What the task requires:
Since only the text is wanted, print every entry below exactly and omit the images.
───
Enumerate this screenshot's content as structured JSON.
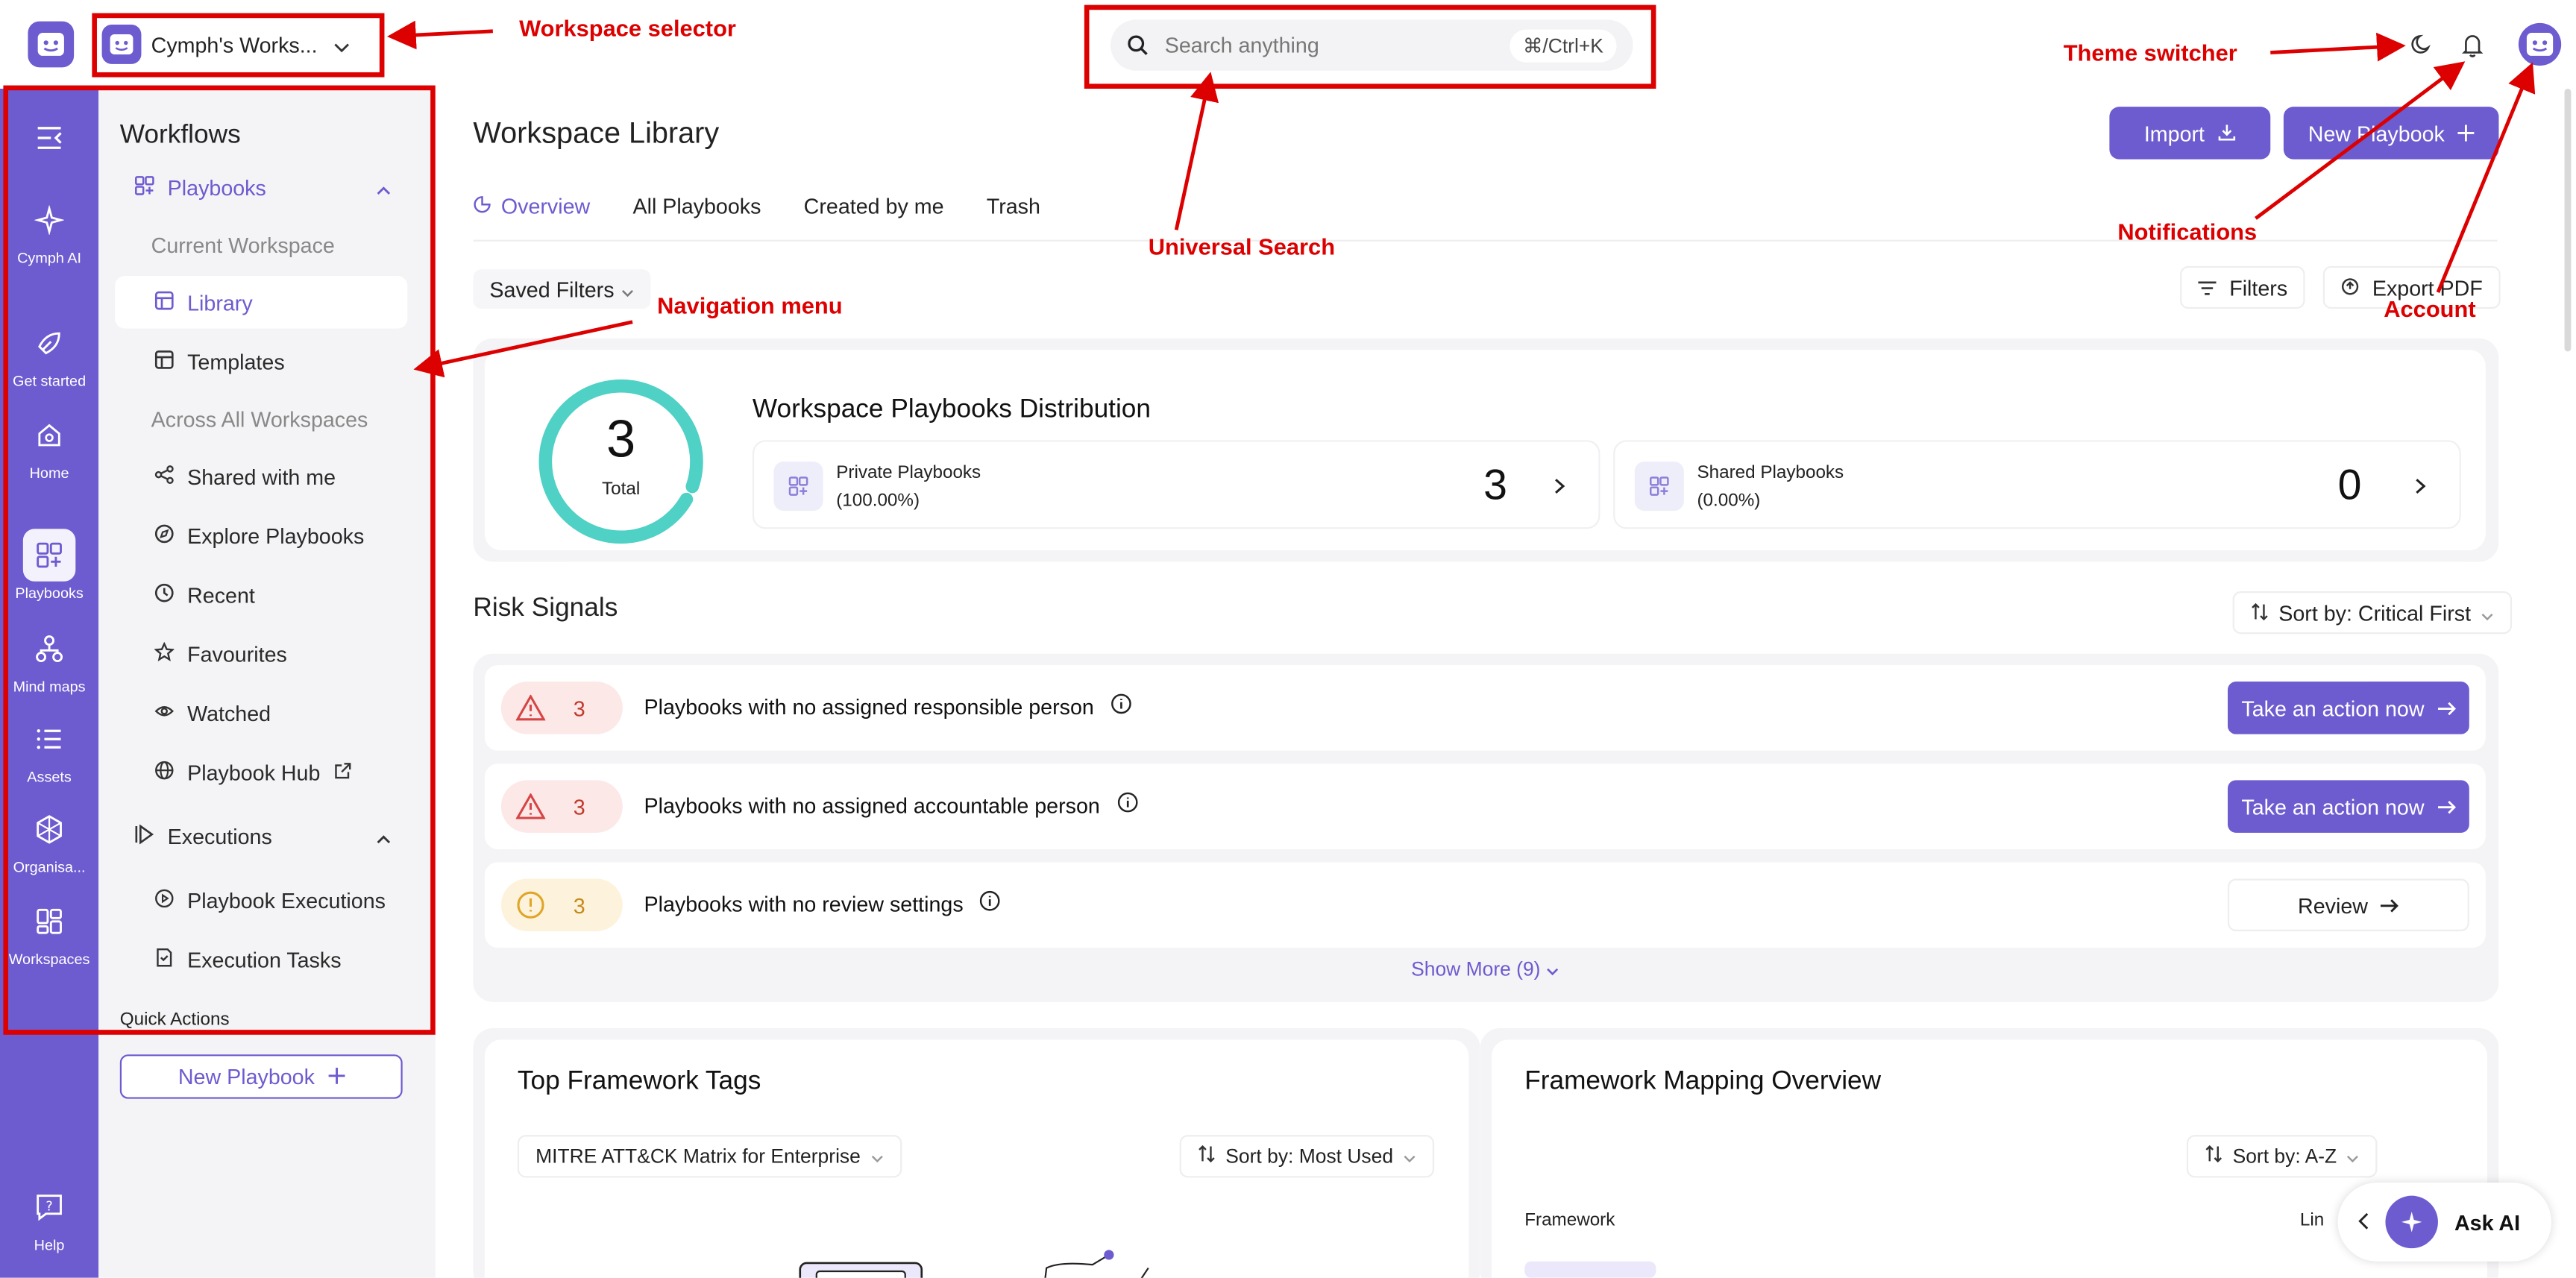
{
  "topbar": {
    "workspace_name": "Cymph's Works...",
    "search_placeholder": "Search anything",
    "search_shortcut": "⌘/Ctrl+K"
  },
  "rail": {
    "items": [
      {
        "label": "Cymph AI",
        "icon": "sparkle-icon"
      },
      {
        "label": "Get started",
        "icon": "rocket-icon"
      },
      {
        "label": "Home",
        "icon": "home-icon"
      },
      {
        "label": "Playbooks",
        "icon": "playbooks-icon",
        "active": true
      },
      {
        "label": "Mind maps",
        "icon": "mindmap-icon"
      },
      {
        "label": "Assets",
        "icon": "list-icon"
      },
      {
        "label": "Organisa...",
        "icon": "org-icon"
      },
      {
        "label": "Workspaces",
        "icon": "workspaces-icon"
      },
      {
        "label": "Help",
        "icon": "help-icon"
      }
    ]
  },
  "subnav": {
    "title": "Workflows",
    "playbooks_label": "Playbooks",
    "group_current": "Current Workspace",
    "library": "Library",
    "templates": "Templates",
    "group_across": "Across All Workspaces",
    "shared": "Shared with me",
    "explore": "Explore Playbooks",
    "recent": "Recent",
    "favourites": "Favourites",
    "watched": "Watched",
    "hub": "Playbook Hub",
    "executions_label": "Executions",
    "pb_executions": "Playbook Executions",
    "exec_tasks": "Execution Tasks",
    "quick_actions": "Quick Actions",
    "new_playbook": "New Playbook"
  },
  "main": {
    "title": "Workspace Library",
    "import_label": "Import",
    "new_playbook_label": "New Playbook",
    "tabs": [
      "Overview",
      "All Playbooks",
      "Created by me",
      "Trash"
    ],
    "saved_filters": "Saved Filters",
    "filters": "Filters",
    "export_pdf": "Export PDF"
  },
  "distribution": {
    "total": "3",
    "total_label": "Total",
    "title": "Workspace Playbooks Distribution",
    "private_label": "Private Playbooks",
    "private_pct": "(100.00%)",
    "private_count": "3",
    "shared_label": "Shared Playbooks",
    "shared_pct": "(0.00%)",
    "shared_count": "0",
    "donut_fraction": 1.0
  },
  "risk": {
    "title": "Risk Signals",
    "sort": "Sort by: Critical First",
    "rows": [
      {
        "count": "3",
        "text": "Playbooks with no assigned responsible person",
        "action": "Take an action now",
        "level": "critical"
      },
      {
        "count": "3",
        "text": "Playbooks with no assigned accountable person",
        "action": "Take an action now",
        "level": "critical"
      },
      {
        "count": "3",
        "text": "Playbooks with no review settings",
        "action": "Review",
        "level": "warning"
      }
    ],
    "show_more": "Show More (9)"
  },
  "framework_tags": {
    "title": "Top Framework Tags",
    "matrix": "MITRE ATT&CK Matrix for Enterprise",
    "sort": "Sort by: Most Used"
  },
  "framework_mapping": {
    "title": "Framework Mapping Overview",
    "sort": "Sort by: A-Z",
    "col_framework": "Framework",
    "col_link": "Lin"
  },
  "ask_ai": "Ask AI",
  "annotations": {
    "workspace_selector": "Workspace selector",
    "universal_search": "Universal Search",
    "navigation_menu": "Navigation menu",
    "theme_switcher": "Theme switcher",
    "notifications": "Notifications",
    "account": "Account"
  },
  "colors": {
    "accent": "#6d5bd0",
    "annotation": "#dd0000",
    "donut": "#4fd1c5",
    "critical_bg": "#fde8e8",
    "warning_bg": "#fdf3dc"
  }
}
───
Expected output:
Enumerate this screenshot's content as structured JSON.
{
  "topbar": {
    "workspace_name": "Cymph's Works...",
    "search_placeholder": "Search anything",
    "search_shortcut": "⌘/Ctrl+K"
  },
  "rail": {
    "items": [
      {
        "label": "Cymph AI",
        "icon": "sparkle-icon"
      },
      {
        "label": "Get started",
        "icon": "rocket-icon"
      },
      {
        "label": "Home",
        "icon": "home-icon"
      },
      {
        "label": "Playbooks",
        "icon": "playbooks-icon",
        "active": true
      },
      {
        "label": "Mind maps",
        "icon": "mindmap-icon"
      },
      {
        "label": "Assets",
        "icon": "list-icon"
      },
      {
        "label": "Organisa...",
        "icon": "org-icon"
      },
      {
        "label": "Workspaces",
        "icon": "workspaces-icon"
      },
      {
        "label": "Help",
        "icon": "help-icon"
      }
    ]
  },
  "subnav": {
    "title": "Workflows",
    "playbooks_label": "Playbooks",
    "group_current": "Current Workspace",
    "library": "Library",
    "templates": "Templates",
    "group_across": "Across All Workspaces",
    "shared": "Shared with me",
    "explore": "Explore Playbooks",
    "recent": "Recent",
    "favourites": "Favourites",
    "watched": "Watched",
    "hub": "Playbook Hub",
    "executions_label": "Executions",
    "pb_executions": "Playbook Executions",
    "exec_tasks": "Execution Tasks",
    "quick_actions": "Quick Actions",
    "new_playbook": "New Playbook"
  },
  "main": {
    "title": "Workspace Library",
    "import_label": "Import",
    "new_playbook_label": "New Playbook",
    "tabs": [
      "Overview",
      "All Playbooks",
      "Created by me",
      "Trash"
    ],
    "saved_filters": "Saved Filters",
    "filters": "Filters",
    "export_pdf": "Export PDF"
  },
  "distribution": {
    "total": "3",
    "total_label": "Total",
    "title": "Workspace Playbooks Distribution",
    "private_label": "Private Playbooks",
    "private_pct": "(100.00%)",
    "private_count": "3",
    "shared_label": "Shared Playbooks",
    "shared_pct": "(0.00%)",
    "shared_count": "0",
    "donut_fraction": 1.0
  },
  "risk": {
    "title": "Risk Signals",
    "sort": "Sort by: Critical First",
    "rows": [
      {
        "count": "3",
        "text": "Playbooks with no assigned responsible person",
        "action": "Take an action now",
        "level": "critical"
      },
      {
        "count": "3",
        "text": "Playbooks with no assigned accountable person",
        "action": "Take an action now",
        "level": "critical"
      },
      {
        "count": "3",
        "text": "Playbooks with no review settings",
        "action": "Review",
        "level": "warning"
      }
    ],
    "show_more": "Show More (9)"
  },
  "framework_tags": {
    "title": "Top Framework Tags",
    "matrix": "MITRE ATT&CK Matrix for Enterprise",
    "sort": "Sort by: Most Used"
  },
  "framework_mapping": {
    "title": "Framework Mapping Overview",
    "sort": "Sort by: A-Z",
    "col_framework": "Framework",
    "col_link": "Lin"
  },
  "ask_ai": "Ask AI",
  "annotations": {
    "workspace_selector": "Workspace selector",
    "universal_search": "Universal Search",
    "navigation_menu": "Navigation menu",
    "theme_switcher": "Theme switcher",
    "notifications": "Notifications",
    "account": "Account"
  },
  "colors": {
    "accent": "#6d5bd0",
    "annotation": "#dd0000",
    "donut": "#4fd1c5",
    "critical_bg": "#fde8e8",
    "warning_bg": "#fdf3dc"
  }
}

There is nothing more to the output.